As consumers, we buy products in good faith, believing that manufacturers have complied with all necessary regulations to ensure the goods we use—whether they are motor vehicles, electronics or food — are safe and reliable.
Unfortunately, this is not always the case. Product recalls are common, and as widely publicized cases like those involving the Takata air bags demonstrate, the impact may potentially affect the safety of millions of people.
Recalls generally begin when a consumer complains about a product. A first response to a defective product is to contact the federal agency responsible for issuing a recall in the specific category. For instance, for a food or drug related recall, the U.S. Department of Agriculture (USDA) and the Food and Drug Administration (FDA) typically issue recalls for ingestible items, with the exception of alcohol and shellfish. These agencies assign different classes for recalls, with Class I being the most dangerous —products that can kill or seriously harm you. Class II recalls span products that are harmful, but with temporary or treatable effects. The final category, Class III, includes items that violate regulations, such as misleading packaging.

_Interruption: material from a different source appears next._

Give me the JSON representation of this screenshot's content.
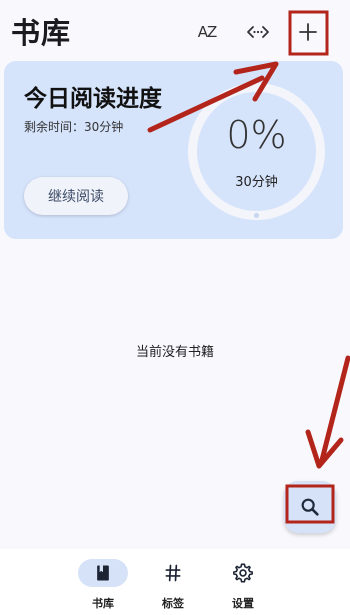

When the defective product is a motor vehicle, the recall falls under the purview of the National Highway Traffic Safety Administration. The agency recalls products that are dangerous, or when a significant number of complaints have been received about a certain problem with a product.
Recalls related to consumer complaints about other products usually fall under responsibility of the Consumer Product Safety Commission. Sometimes, companies will actually contact the agency to start the recall process and get ahead of the issue.

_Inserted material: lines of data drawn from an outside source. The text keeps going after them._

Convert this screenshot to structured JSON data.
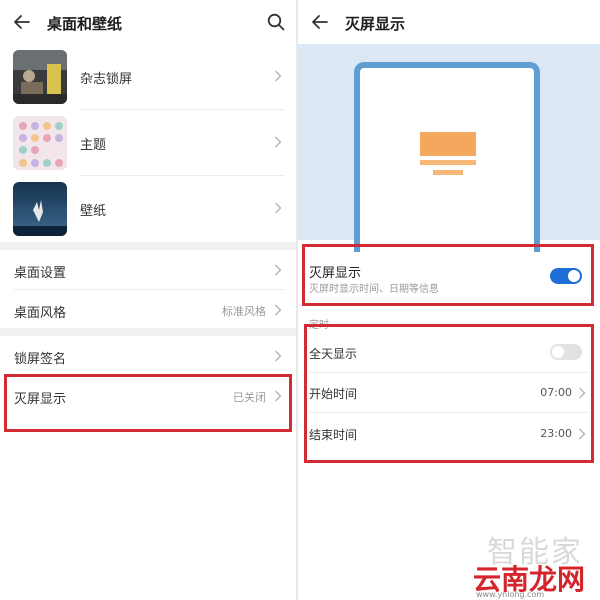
{
  "left": {
    "title": "桌面和壁纸",
    "thumb_items": [
      {
        "label": "杂志锁屏"
      },
      {
        "label": "主题"
      },
      {
        "label": "壁纸"
      }
    ],
    "settings": [
      {
        "label": "桌面设置",
        "value": ""
      },
      {
        "label": "桌面风格",
        "value": "标准风格"
      },
      {
        "label": "锁屏签名",
        "value": ""
      },
      {
        "label": "灭屏显示",
        "value": "已关闭"
      }
    ]
  },
  "right": {
    "title": "灭屏显示",
    "aod": {
      "label": "灭屏显示",
      "desc": "灭屏时显示时间、日期等信息",
      "enabled": true
    },
    "section_header": "定时",
    "rows": [
      {
        "label": "全天显示",
        "value": "",
        "toggle": false
      },
      {
        "label": "开始时间",
        "value": "07:00"
      },
      {
        "label": "结束时间",
        "value": "23:00"
      }
    ]
  },
  "watermark": {
    "top": "智能家",
    "main": "云南龙网",
    "bottom": "www.ynlong.com"
  },
  "colors": {
    "accent": "#1d6fd6",
    "highlight": "#d22b34",
    "preview_bg": "#dbe8f4",
    "phone_frame": "#5f9ed2",
    "aod_block": "#f3a85d"
  }
}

Consumer products should be reasonably safe for use. If you or someone close to you has been injured due to a defective product, meet with the skilled personal injury attorneys at [ln::firm_name].